    Second (not heard on the show, but worth mentioning), suggestions that intervention in infertility is not God’s plan also take me aback. Now granted, I am far from being a biblical scholar, but did not Abraham and Sarah long for a child for many, many years before they were blessed with Isaac? Did God say “Just adopt?” No! He gave them a child.
    John the Baptist was also the son of a family who had given up hope of ever having a child. It wasn’t until God sent an angel to Zachariah (his father) promising a son. Why is it, then, in the old books angel assistance in conception is OK, but today that of an RE is not? I would argue that God is keeping up with the times and has simply turned his angels into REs. You know the story of the guy in the flood waiting on God to help him? He turns down a boat and a helicopter claiming God will save him. Then when he drowns, God exclaimed that he sent him the boat and the helicopter, what more could he do? In my mind, it’s the same concept with RE’s. This is just my viewpoint. It’s not a reflection on any religious text being wrong or right, just my perspective of something that should be considered when claiming that reproductive endocrinology is not God’s work.

    So yeah. I had my fill of said radio show comments, their horrible blooper call, and shook my head a lot in disappointment.

    So happy the NPR pledge period is finally done.

    You’ve GOT to be kidding me!

    November 9th, 2008

    You remember the first infertility clinic that we worked with? The one that had the brilliant business practice of separating their doctors and lab into two separate entities so that clients would have to pay out of pocket for all the procedures? The one that told us we should seek care elsewhere if we didn’t like how they ran their business. The one that caused perhaps the biggest argument in S and mines relationship?

    Well they’re back!

    They’ve apparently decided that they haven’t tormented us enough and they sent us a bill.

    That’s right, they billed our insurance company for our two Dr. visits and my preliminary tests, and since the insurance company only pays a negotiated (with them) rate, they’ve decided to bill us the difference… A FULL YEAR LATER!!! For $349.

    I’m pissed! A negotiated rate is negotiated for a reason, not so you can bill your patients what you believe you should be paid. If our insurance company only paid a percentage, and we were liable for the remainder that would be one thing, but this is not.

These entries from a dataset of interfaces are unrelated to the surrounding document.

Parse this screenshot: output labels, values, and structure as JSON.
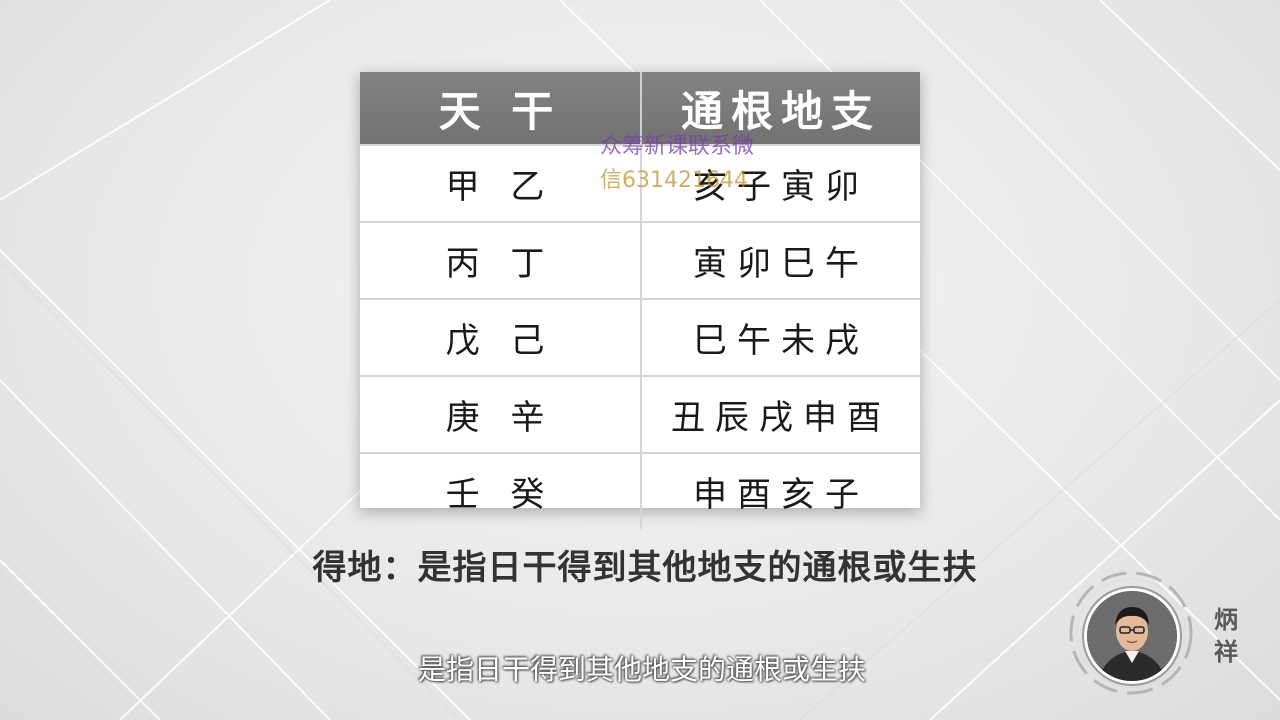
{
  "table": {
    "headers": [
      "天 干",
      "通根地支"
    ],
    "rows": [
      [
        "甲 乙",
        "亥子寅卯"
      ],
      [
        "丙 丁",
        "寅卯巳午"
      ],
      [
        "戊 己",
        "巳午未戌"
      ],
      [
        "庚 辛",
        "丑辰戌申酉"
      ],
      [
        "壬 癸",
        "申酉亥子"
      ]
    ]
  },
  "watermark": {
    "line1": "众筹新课联系微",
    "line2": "信631421644"
  },
  "caption": "得地：是指日干得到其他地支的通根或生扶",
  "subtitle": "是指日干得到其他地支的通根或生扶",
  "presenter": {
    "name": "炳祥"
  }
}
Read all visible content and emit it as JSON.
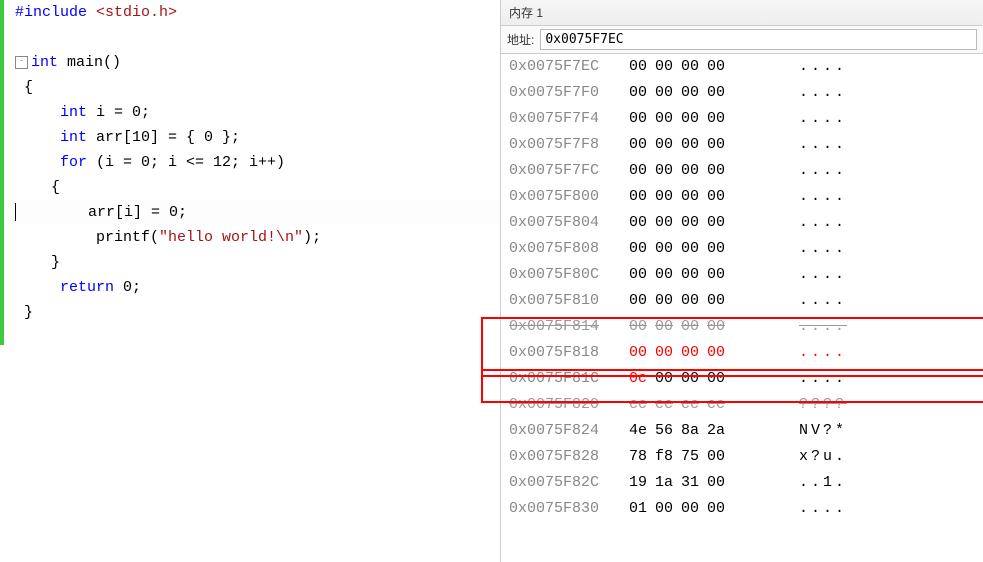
{
  "code": {
    "include_kw": "#include",
    "include_lib": "<stdio.h>",
    "int_kw": "int",
    "main_name": " main()",
    "brace_open": "{",
    "decl_i": "    int i = 0;",
    "decl_arr_prefix": "    int",
    "decl_arr_rest": " arr[10] = { 0 };",
    "for_kw": "    for",
    "for_cond": " (i = 0; i <= 12; i++)",
    "for_brace_open": "    {",
    "arr_assign": "        arr[i] = 0;",
    "printf_name": "        printf(",
    "printf_str": "\"hello world!\\n\"",
    "printf_end": ");",
    "for_brace_close": "    }",
    "return_kw": "    return",
    "return_val": " 0;",
    "brace_close": "}"
  },
  "memory": {
    "panel_title": "内存 1",
    "addr_label": "地址:",
    "addr_value": "0x0075F7EC",
    "rows": [
      {
        "addr": "0x0075F7EC",
        "b": [
          "00",
          "00",
          "00",
          "00"
        ],
        "ascii": "....",
        "red": false,
        "strike": false
      },
      {
        "addr": "0x0075F7F0",
        "b": [
          "00",
          "00",
          "00",
          "00"
        ],
        "ascii": "....",
        "red": false,
        "strike": false
      },
      {
        "addr": "0x0075F7F4",
        "b": [
          "00",
          "00",
          "00",
          "00"
        ],
        "ascii": "....",
        "red": false,
        "strike": false
      },
      {
        "addr": "0x0075F7F8",
        "b": [
          "00",
          "00",
          "00",
          "00"
        ],
        "ascii": "....",
        "red": false,
        "strike": false
      },
      {
        "addr": "0x0075F7FC",
        "b": [
          "00",
          "00",
          "00",
          "00"
        ],
        "ascii": "....",
        "red": false,
        "strike": false
      },
      {
        "addr": "0x0075F800",
        "b": [
          "00",
          "00",
          "00",
          "00"
        ],
        "ascii": "....",
        "red": false,
        "strike": false
      },
      {
        "addr": "0x0075F804",
        "b": [
          "00",
          "00",
          "00",
          "00"
        ],
        "ascii": "....",
        "red": false,
        "strike": false
      },
      {
        "addr": "0x0075F808",
        "b": [
          "00",
          "00",
          "00",
          "00"
        ],
        "ascii": "....",
        "red": false,
        "strike": false
      },
      {
        "addr": "0x0075F80C",
        "b": [
          "00",
          "00",
          "00",
          "00"
        ],
        "ascii": "....",
        "red": false,
        "strike": false
      },
      {
        "addr": "0x0075F810",
        "b": [
          "00",
          "00",
          "00",
          "00"
        ],
        "ascii": "....",
        "red": false,
        "strike": false
      },
      {
        "addr": "0x0075F814",
        "b": [
          "00",
          "00",
          "00",
          "00"
        ],
        "ascii": "....",
        "red": false,
        "strike": true
      },
      {
        "addr": "0x0075F818",
        "b": [
          "00",
          "00",
          "00",
          "00"
        ],
        "ascii": "....",
        "red": true,
        "strike": false
      },
      {
        "addr": "0x0075F81C",
        "b": [
          "0c",
          "00",
          "00",
          "00"
        ],
        "ascii": "....",
        "red": true,
        "redFirst": true,
        "strike": false
      },
      {
        "addr": "0x0075F820",
        "b": [
          "cc",
          "cc",
          "cc",
          "cc"
        ],
        "ascii": "????",
        "red": false,
        "strike": true
      },
      {
        "addr": "0x0075F824",
        "b": [
          "4e",
          "56",
          "8a",
          "2a"
        ],
        "ascii": "NV?*",
        "red": false,
        "strike": false
      },
      {
        "addr": "0x0075F828",
        "b": [
          "78",
          "f8",
          "75",
          "00"
        ],
        "ascii": "x?u.",
        "red": false,
        "strike": false
      },
      {
        "addr": "0x0075F82C",
        "b": [
          "19",
          "1a",
          "31",
          "00"
        ],
        "ascii": "..1.",
        "red": false,
        "strike": false
      },
      {
        "addr": "0x0075F830",
        "b": [
          "01",
          "00",
          "00",
          "00"
        ],
        "ascii": "....",
        "red": false,
        "strike": false
      }
    ]
  }
}
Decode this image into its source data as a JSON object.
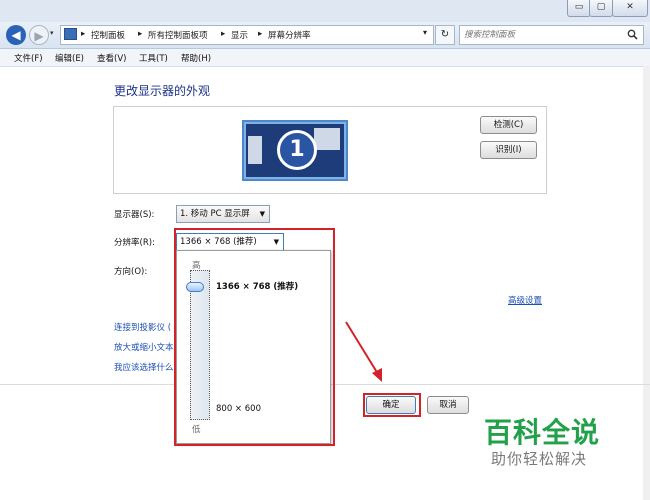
{
  "window": {
    "minimize_glyph": "▭",
    "maximize_glyph": "▢",
    "close_glyph": "✕"
  },
  "address": {
    "breadcrumb": [
      "控制面板",
      "所有控制面板项",
      "显示",
      "屏幕分辨率"
    ],
    "separator": "▸",
    "dropdown_glyph": "▾",
    "refresh_glyph": "↻",
    "search_placeholder": "搜索控制面板",
    "search_icon": "search-icon"
  },
  "menu": [
    "文件(F)",
    "编辑(E)",
    "查看(V)",
    "工具(T)",
    "帮助(H)"
  ],
  "main": {
    "heading": "更改显示器的外观",
    "monitor_number": "1",
    "detect_button": "检测(C)",
    "identify_button": "识别(I)",
    "display_label": "显示器(S):",
    "display_value": "1. 移动 PC 显示屏",
    "resolution_label": "分辨率(R):",
    "resolution_value": "1366 × 768 (推荐)",
    "orientation_label": "方向(O):",
    "advanced_link": "高级设置",
    "links": [
      "连接到投影仪 (",
      "放大或缩小文本",
      "我应该选择什么"
    ],
    "ok_button": "确定",
    "cancel_button": "取消"
  },
  "dropdown": {
    "high_label": "高",
    "low_label": "低",
    "max_resolution": "1366 × 768 (推荐)",
    "min_resolution": "800 × 600",
    "slider_level_fraction": 1.0
  },
  "watermark": {
    "title": "百科全说",
    "subtitle": "助你轻松解决",
    "color": "#23a04a"
  },
  "colors": {
    "highlight_red": "#d3222a",
    "link_blue": "#1e50b4",
    "heading_blue": "#1e3287"
  }
}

    I refuse to pay it! Moreover I am so mad, I can’t even bring myself up to deal with them. S will be placing that call come Monday. Since their CFO called us to apologize for how we were treated, he’ll be talking directly to her. He’ll also be calling our contact at Aetna.

    It’s just ridiculous.